WHAT THE TASK REQUIRES
In the data below, how many lines contain the word "Johansen"? Answer with the number alone.

Entries from a dataset of interfaces
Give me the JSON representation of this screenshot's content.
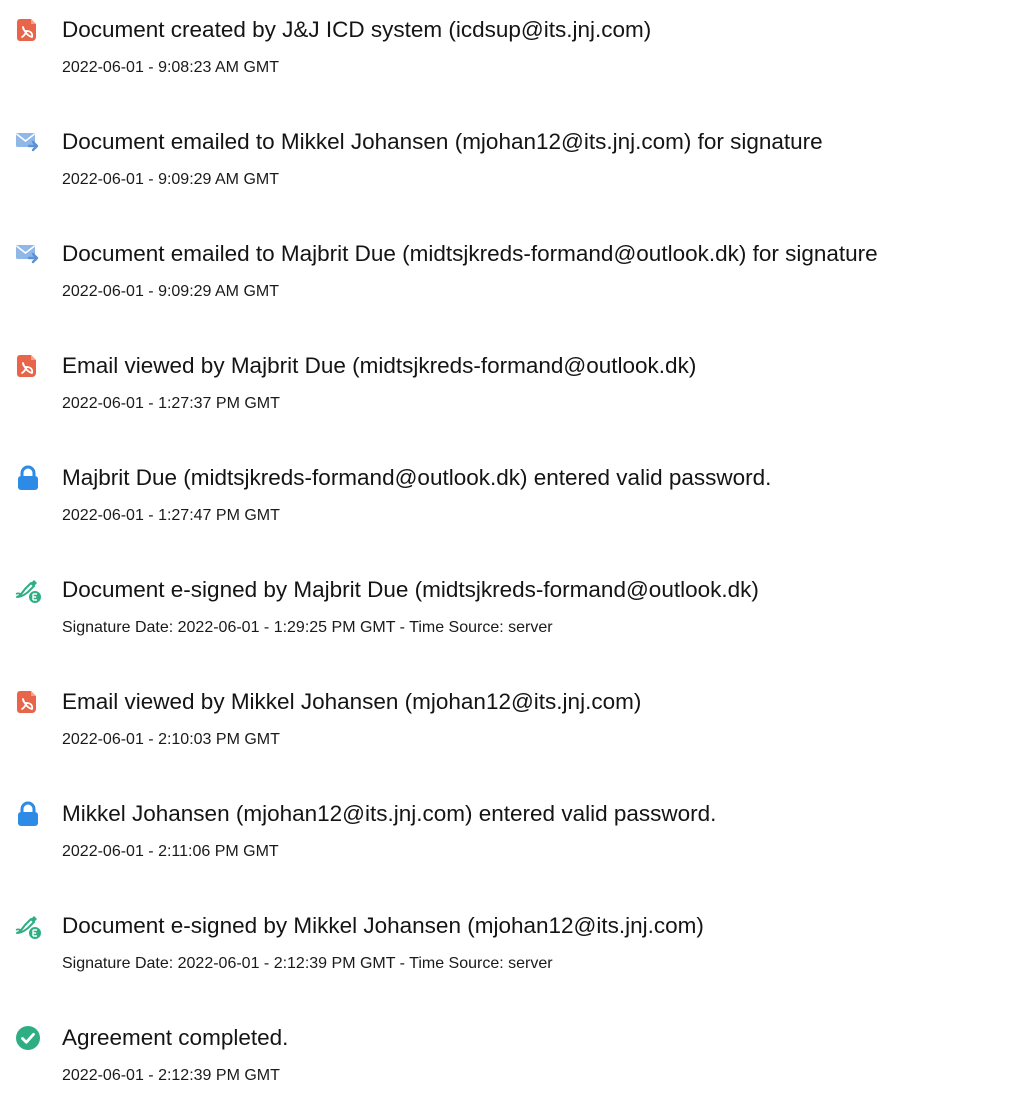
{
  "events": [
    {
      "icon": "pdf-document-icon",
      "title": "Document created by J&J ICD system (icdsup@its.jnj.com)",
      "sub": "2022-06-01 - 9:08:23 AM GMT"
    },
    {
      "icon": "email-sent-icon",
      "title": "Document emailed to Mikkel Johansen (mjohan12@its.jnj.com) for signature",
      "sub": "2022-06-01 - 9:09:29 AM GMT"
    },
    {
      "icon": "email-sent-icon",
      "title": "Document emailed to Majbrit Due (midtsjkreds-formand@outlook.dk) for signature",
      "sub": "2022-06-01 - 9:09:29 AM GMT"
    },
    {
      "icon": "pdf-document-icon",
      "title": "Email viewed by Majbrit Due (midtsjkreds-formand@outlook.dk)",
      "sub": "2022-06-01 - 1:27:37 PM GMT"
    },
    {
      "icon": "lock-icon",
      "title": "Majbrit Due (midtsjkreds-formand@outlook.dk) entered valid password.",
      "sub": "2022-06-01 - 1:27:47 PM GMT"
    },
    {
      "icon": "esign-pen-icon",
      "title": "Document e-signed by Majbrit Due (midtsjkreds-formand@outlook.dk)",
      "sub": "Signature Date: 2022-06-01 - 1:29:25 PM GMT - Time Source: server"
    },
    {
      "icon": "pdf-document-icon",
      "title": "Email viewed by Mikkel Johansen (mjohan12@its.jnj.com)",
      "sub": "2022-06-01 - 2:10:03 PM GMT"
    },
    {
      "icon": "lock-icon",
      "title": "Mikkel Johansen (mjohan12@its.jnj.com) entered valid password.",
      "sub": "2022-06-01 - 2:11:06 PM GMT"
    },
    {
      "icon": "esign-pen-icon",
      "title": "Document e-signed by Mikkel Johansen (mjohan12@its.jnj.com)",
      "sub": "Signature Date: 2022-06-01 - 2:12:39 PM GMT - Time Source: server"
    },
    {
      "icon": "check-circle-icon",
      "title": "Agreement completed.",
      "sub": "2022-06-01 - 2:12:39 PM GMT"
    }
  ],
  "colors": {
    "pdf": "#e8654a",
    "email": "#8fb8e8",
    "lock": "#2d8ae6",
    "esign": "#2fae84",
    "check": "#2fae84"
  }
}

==

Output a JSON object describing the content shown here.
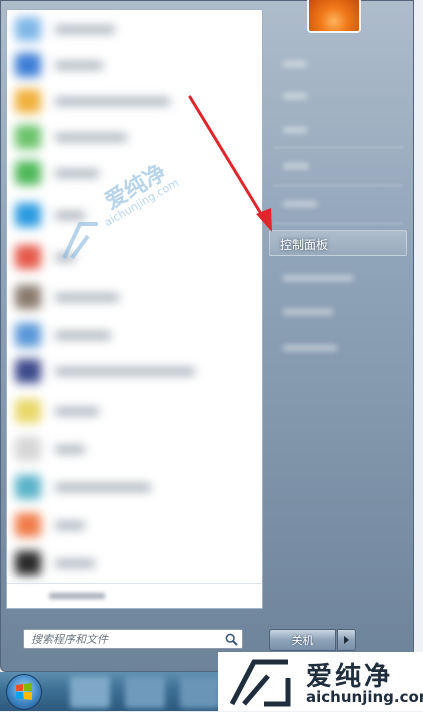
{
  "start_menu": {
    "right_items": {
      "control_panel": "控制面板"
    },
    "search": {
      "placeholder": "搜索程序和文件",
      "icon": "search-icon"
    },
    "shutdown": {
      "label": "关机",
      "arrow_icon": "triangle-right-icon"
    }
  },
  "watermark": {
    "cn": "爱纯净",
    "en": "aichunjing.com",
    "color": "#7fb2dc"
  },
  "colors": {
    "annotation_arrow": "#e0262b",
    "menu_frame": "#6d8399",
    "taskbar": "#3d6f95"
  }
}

RESPONSE AREA
4